But like most of the speech, it was greeted with a quiet buzz of ceiling lights and the occasional cough.
In March, Lujan Grisham Biden wrote, asking to exempt New Mexico from a decree stopping gas and oil production on federal land. She argued that the move would push hydrocarbon mining to Texas, which shares a boundary above ground and the oil-rich Permian Basin beneath it.
But Lujan Grisham describes himself as an “interested party” in the industry, not necessarily a friend.
She promised to limit methane emissions at mining sites and continue to enforce regulations requiring reduced use of fresh water and thorough clean-up of environmental waste.
The speech did not mention anything about an oil spill currently covering the coast of California, or the record fires got worse this summer by global warming.
Manufacturers say methane regulations will cost billions.
The governor will have to walk another string in February when environmentally friendly lawmakers from the state’s growing progressive wing will have a chance to balance hydrogen legislation, and so will New Mexico Oil and Gas representatives.
For many environmentalists, the governor’s methane regulations and support for hydrogen are not going far enough, fast enough, to stem global warming. Student protesters have begun highlighting the governor’s events and office.
A handful of student climate activists blocked hotel doors after the governor left Monday’s event. They sang and held up a sign that read “Who Do You Know?”
Back in the congress hall, most oil and gas leaders took off their masks immediately after the governor left.
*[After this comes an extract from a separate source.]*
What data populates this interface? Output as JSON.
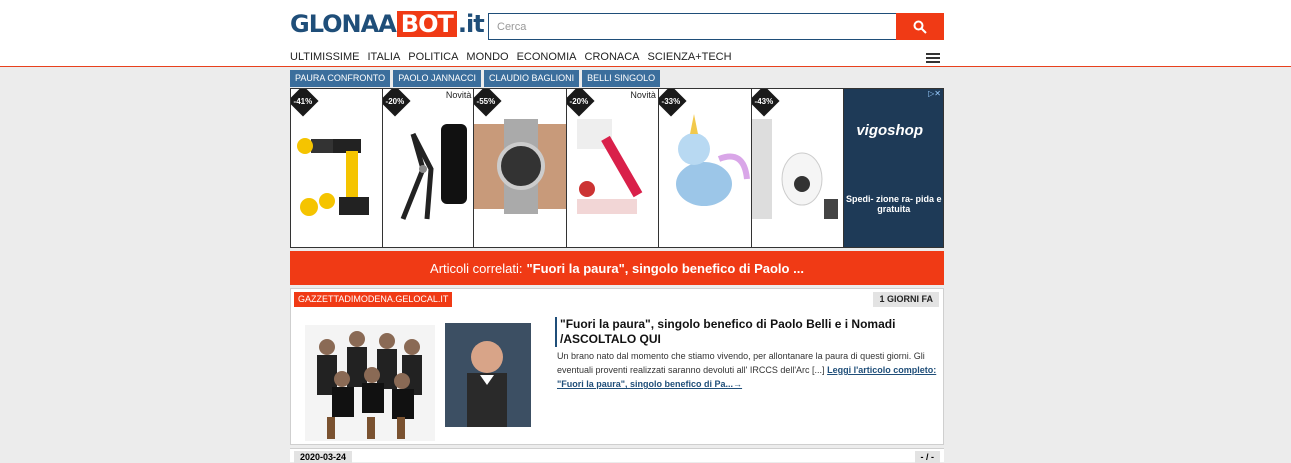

Attanasio is a corps member of the Associated Press / Report for the America Statehouse News Initiative. Report for America is a nonprofit national service program that places journalists in local newsrooms to report on undercover issues. Follow Attanasio on Twitter.